There were numerous changes made in Wind Waker HD. Chief among them was the sailing. Wind Waker HD gives us a taste of the slow methodical pace of the original release but thankfully Nintendo introduced opportunities to acquire a faster means of travel rather rather quickly. Unfortunately, the keyword is “opportunities” because it is very possible for new comers to miss those cues and go on playing with that excruciatingly slow sailing. I’m not saying that they should outright give you the faster mode of travel but Nintendo could have made those opportunities to acquire faster travel a little more prominent. I don’t blame people for giving up on Wind Waker because of the sailing. I usually played Wind Waker HD towards the end of the night and there were more than a handful of times when I actually nodded off while sailing in the early stages.

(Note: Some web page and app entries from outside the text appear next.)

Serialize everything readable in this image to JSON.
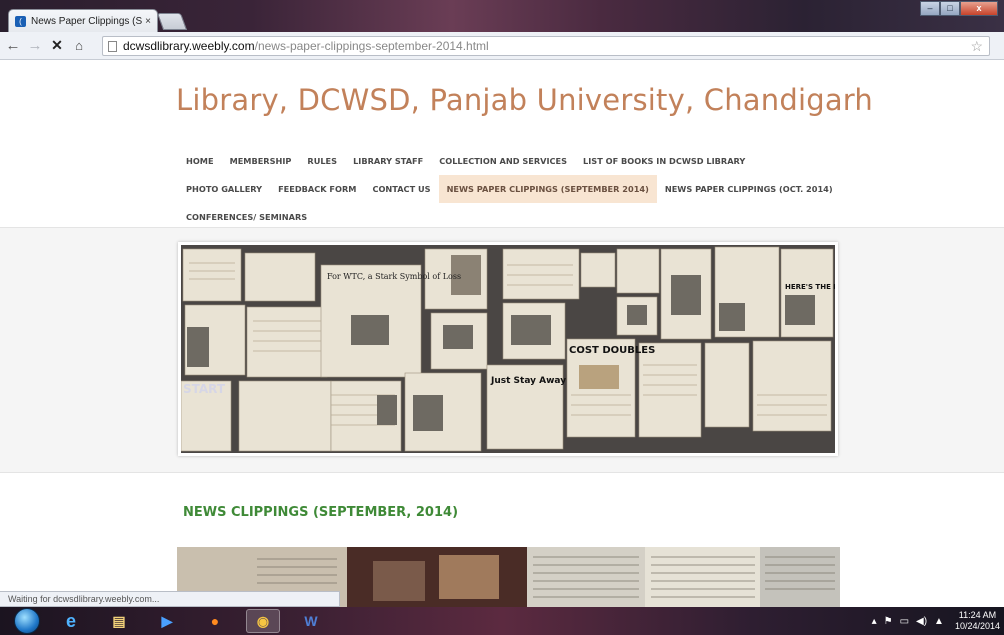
{
  "browser": {
    "tab_title": "News Paper Clippings (Se",
    "tab_close": "×",
    "url_host": "dcwsdlibrary.weebly.com",
    "url_path": "/news-paper-clippings-september-2014.html",
    "status_text": "Waiting for dcwsdlibrary.weebly.com...",
    "window_buttons": {
      "minimize": "–",
      "maximize": "□",
      "close": "x"
    }
  },
  "site": {
    "title": "Library, DCWSD, Panjab University, Chandigarh",
    "nav": {
      "row1": [
        "HOME",
        "MEMBERSHIP",
        "RULES",
        "LIBRARY STAFF",
        "COLLECTION AND SERVICES",
        "LIST OF BOOKS IN DCWSD LIBRARY"
      ],
      "row2": [
        "PHOTO GALLERY",
        "FEEDBACK FORM",
        "CONTACT US",
        "NEWS PAPER CLIPPINGS (SEPTEMBER 2014)",
        "NEWS PAPER CLIPPINGS (OCT. 2014)"
      ],
      "row3": [
        "CONFERENCES/ SEMINARS"
      ],
      "active": "NEWS PAPER CLIPPINGS (SEPTEMBER 2014)"
    },
    "banner_headlines": {
      "h1": "For WTC, a Stark Symbol of Loss",
      "h2": "COST DOUBLES",
      "h3": "Just Stay Away",
      "h4": "HERE'S THE PLAN",
      "h5": "START"
    },
    "section_heading": "NEWS CLIPPINGS (SEPTEMBER, 2014)"
  },
  "taskbar": {
    "time": "11:24 AM",
    "date": "10/24/2014"
  },
  "colors": {
    "title": "#c2815a",
    "heading": "#3f8a37",
    "nav_active_bg": "#f8e5d2"
  }
}
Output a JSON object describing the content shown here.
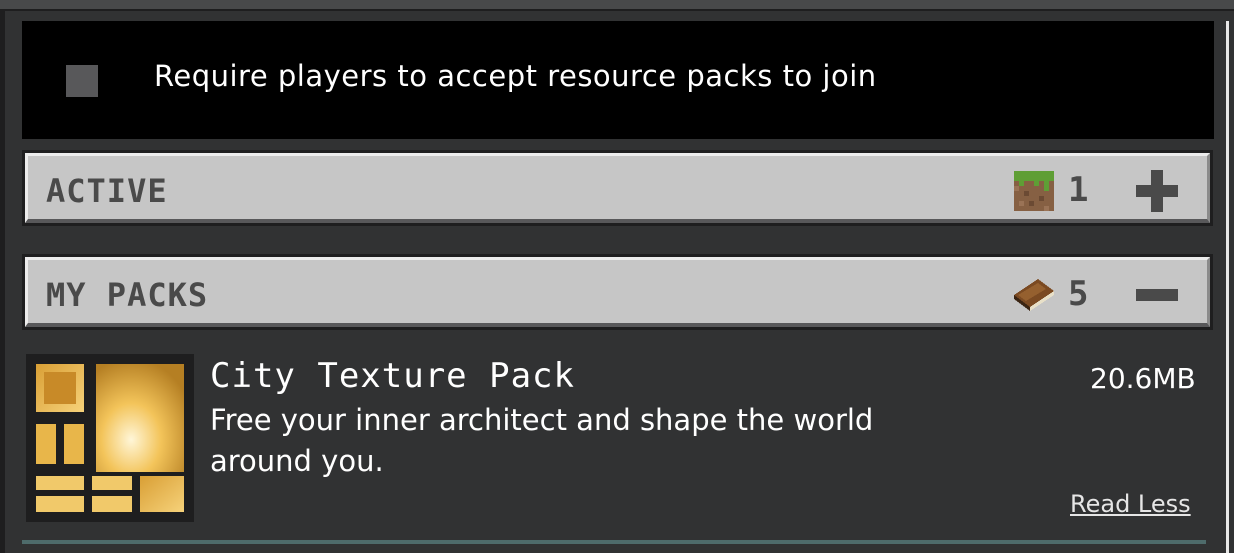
{
  "require_accept": {
    "label": "Require players to accept resource packs to join",
    "checked": false
  },
  "sections": {
    "active": {
      "title": "ACTIVE",
      "count": "1",
      "icon": "grass-block-icon",
      "toggle_icon": "plus-icon"
    },
    "my_packs": {
      "title": "MY PACKS",
      "count": "5",
      "icon": "book-icon",
      "toggle_icon": "minus-icon"
    }
  },
  "pack": {
    "title": "City Texture Pack",
    "size": "20.6MB",
    "description": "Free your inner architect and shape the world around you.",
    "read_less": "Read Less",
    "icon": "city-texture-pack-thumbnail"
  },
  "colors": {
    "background": "#313233",
    "section_bg": "#c6c6c6",
    "row_bg": "#000000",
    "text": "#ffffff"
  }
}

I was also a big fan of using the Wii U Gamepad for inventory management, map manipulation and displaying other pertinent information. I liked it so much, I had the Wii U Gamepad beside me for the entire time despite the fact that I was playing with Pro Controller.
Overall, I thought Nintendo modernized Wind Waker well but there were a handful of notable issues.
I appreciated the bump to 60 FPS despite the handful of notable dips in framerate when there were too many pirate ships on the screen. I cringed when I ran into those moments but they didn’t dramatically affect the gameplay.
There were also two key gameplay issues that they didn’t address; both related to Hero bow. The first were the cumbersome first person arrow controls. It was unusually finicky in a game where everything else is elegant. And the second issue was with the final boss encounter where the boss’ weak point was mysteriously immune to lock on. Keep in mind that I just went through all the game’s bosses again Megaman style where a sand creature’s tongue was targetable. I spent 20 minutes pondering what I was missing before I reluctantly shot at his tail with the Hero Bow in the first person. That set off a boss battle that was wrought with cumbersome first person arrow shooting.
But in the end, I got to stab Ganon in the face with the Master Sword, so I guess it was worth it.
I left Hero Mode for the eventual future replay of Wind Waker HD. I also left a handful of heart pieces untouched and gave up completing all those damn slide puzzles. (Seriously, who thought it was a good idea to put that backlight?) I wanted to leave it with pleasant memories and I did. Despite the faults, Wind Waker HD was a wonderful remastering effort. Nintendo showed an attention to detail and enough restraint to keep the original’s vision intact while smoothing over old annoyances. It’s efforts like this that make these kinds of releases more than a quick cash grab.
For more information on The Legend of Zelda: Wind Waker HD, visit the official website.